No idea – did you see any errors under the event log when it was created under computer? What account did you use?
So I tried this and pushed the policy to a test machine. The “do not store password” is not checked on the computer. Also the account shows up just as “SYSTEM”. Is the password still being cached in memory?
I was able to get this manually working by using C:\Windows\System32\shutdown.exe and then in the arguments section adding -r -f -t 0. I couldn’t get it to work using just shutdown.-r -f -t 0 on a single line.
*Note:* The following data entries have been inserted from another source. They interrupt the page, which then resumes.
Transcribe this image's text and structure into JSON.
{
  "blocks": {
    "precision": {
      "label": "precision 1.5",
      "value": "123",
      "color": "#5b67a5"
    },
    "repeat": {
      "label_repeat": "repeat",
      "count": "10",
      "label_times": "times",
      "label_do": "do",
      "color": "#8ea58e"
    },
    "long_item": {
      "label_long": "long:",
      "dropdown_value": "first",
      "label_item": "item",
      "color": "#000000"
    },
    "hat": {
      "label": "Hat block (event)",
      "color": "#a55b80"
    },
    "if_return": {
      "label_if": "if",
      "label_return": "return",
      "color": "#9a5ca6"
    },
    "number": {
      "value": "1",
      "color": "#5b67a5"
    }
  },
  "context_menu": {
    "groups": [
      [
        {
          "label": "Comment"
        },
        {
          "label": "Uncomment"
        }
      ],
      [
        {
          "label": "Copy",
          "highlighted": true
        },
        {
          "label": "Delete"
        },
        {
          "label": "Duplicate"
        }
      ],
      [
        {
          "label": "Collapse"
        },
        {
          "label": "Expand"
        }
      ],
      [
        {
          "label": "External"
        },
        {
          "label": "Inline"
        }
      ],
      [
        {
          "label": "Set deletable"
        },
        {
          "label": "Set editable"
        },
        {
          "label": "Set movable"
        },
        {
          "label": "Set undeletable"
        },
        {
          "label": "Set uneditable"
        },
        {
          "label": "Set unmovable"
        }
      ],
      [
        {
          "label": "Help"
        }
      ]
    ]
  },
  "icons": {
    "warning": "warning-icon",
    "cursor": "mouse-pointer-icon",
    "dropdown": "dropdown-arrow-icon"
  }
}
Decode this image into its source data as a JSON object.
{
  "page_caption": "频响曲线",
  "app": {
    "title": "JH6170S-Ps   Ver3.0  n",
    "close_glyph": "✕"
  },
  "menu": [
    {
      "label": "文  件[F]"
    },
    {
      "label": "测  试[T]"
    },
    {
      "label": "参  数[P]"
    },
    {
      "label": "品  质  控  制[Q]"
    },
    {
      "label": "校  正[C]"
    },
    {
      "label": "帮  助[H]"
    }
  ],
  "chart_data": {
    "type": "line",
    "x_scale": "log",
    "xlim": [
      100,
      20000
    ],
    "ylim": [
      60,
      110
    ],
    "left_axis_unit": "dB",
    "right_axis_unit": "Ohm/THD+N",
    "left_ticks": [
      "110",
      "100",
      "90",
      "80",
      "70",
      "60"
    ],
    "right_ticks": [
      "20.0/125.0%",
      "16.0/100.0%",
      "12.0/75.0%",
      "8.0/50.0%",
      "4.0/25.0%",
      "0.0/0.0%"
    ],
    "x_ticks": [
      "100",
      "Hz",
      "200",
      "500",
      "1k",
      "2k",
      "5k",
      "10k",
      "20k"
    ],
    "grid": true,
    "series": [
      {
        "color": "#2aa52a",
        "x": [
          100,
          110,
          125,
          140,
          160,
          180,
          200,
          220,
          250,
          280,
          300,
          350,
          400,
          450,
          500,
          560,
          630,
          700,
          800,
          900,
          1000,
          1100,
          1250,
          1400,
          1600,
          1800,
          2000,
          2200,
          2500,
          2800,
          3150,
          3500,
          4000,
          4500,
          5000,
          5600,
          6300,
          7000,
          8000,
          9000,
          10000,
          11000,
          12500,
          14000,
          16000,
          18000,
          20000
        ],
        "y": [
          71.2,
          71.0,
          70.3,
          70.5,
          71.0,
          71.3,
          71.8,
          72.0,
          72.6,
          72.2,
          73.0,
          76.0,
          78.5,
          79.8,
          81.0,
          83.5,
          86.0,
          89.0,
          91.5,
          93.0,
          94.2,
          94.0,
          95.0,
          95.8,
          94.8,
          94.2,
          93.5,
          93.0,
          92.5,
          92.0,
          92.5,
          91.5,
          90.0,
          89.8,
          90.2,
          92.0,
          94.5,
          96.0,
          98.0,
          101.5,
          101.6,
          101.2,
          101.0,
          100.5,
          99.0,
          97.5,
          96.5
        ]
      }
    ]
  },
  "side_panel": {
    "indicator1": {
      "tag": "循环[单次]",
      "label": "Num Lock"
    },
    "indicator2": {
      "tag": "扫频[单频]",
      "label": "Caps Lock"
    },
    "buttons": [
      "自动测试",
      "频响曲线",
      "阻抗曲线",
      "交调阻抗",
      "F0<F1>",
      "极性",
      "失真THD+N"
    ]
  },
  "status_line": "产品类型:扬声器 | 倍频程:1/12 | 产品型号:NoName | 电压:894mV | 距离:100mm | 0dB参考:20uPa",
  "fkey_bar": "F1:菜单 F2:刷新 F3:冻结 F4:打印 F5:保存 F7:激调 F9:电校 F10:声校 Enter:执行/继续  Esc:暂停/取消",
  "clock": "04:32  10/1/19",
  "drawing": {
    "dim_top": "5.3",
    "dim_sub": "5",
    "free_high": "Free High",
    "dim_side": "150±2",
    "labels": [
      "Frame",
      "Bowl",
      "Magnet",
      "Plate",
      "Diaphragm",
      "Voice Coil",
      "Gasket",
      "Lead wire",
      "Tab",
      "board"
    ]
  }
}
Strangely manual tests would work when changing shutdown to ‘shutdown.exe -r -f -t 0’ or vise versa.
The task still shows unchecked on “do not store password” at the client and the account still shows up as just “SYSTEM”.
I’m waiting to see if the actual policy works as scheduled, now that my tests have proved successful.
Did your test work?
Yes my task is working great now.
How have you addressed this since the update of MS14-025: Vulnerability in Group Policy Preferences could allow elevation of privilege: May 13, 2014
I use the local system account for this so I do not need to transmit a password with Group Policy Preferences.
Thank you Joseph,
your blog is fantastic!! One thing regarding this particular feature: what happens if the user has open documents, when the time of the restarting arrives?
Thank you Pablo! Office saves documents automatically so that isn’t much of a worry – if you wanted to get really fancy, you could make the machines restart only if no user is logged on.
How do you make machines restart only if there is no user logged on?
I actually don’t really care if they are logged in or not – I use the inactivity setting in the scheduled task to ensure that the user isn’t actually using the machine before it restarts though.
Thanks for this awesome GPO! This should help me a lot in my small environment, so certain updates get installed. I will find out tomorrow if I set it up correctly, though. If I run into any issues (Hope I don’t!) I will post again.
If I don’t, then everything worked and I love your site!!!! 😀
So glad it helped you! Let me know how your deployment goes.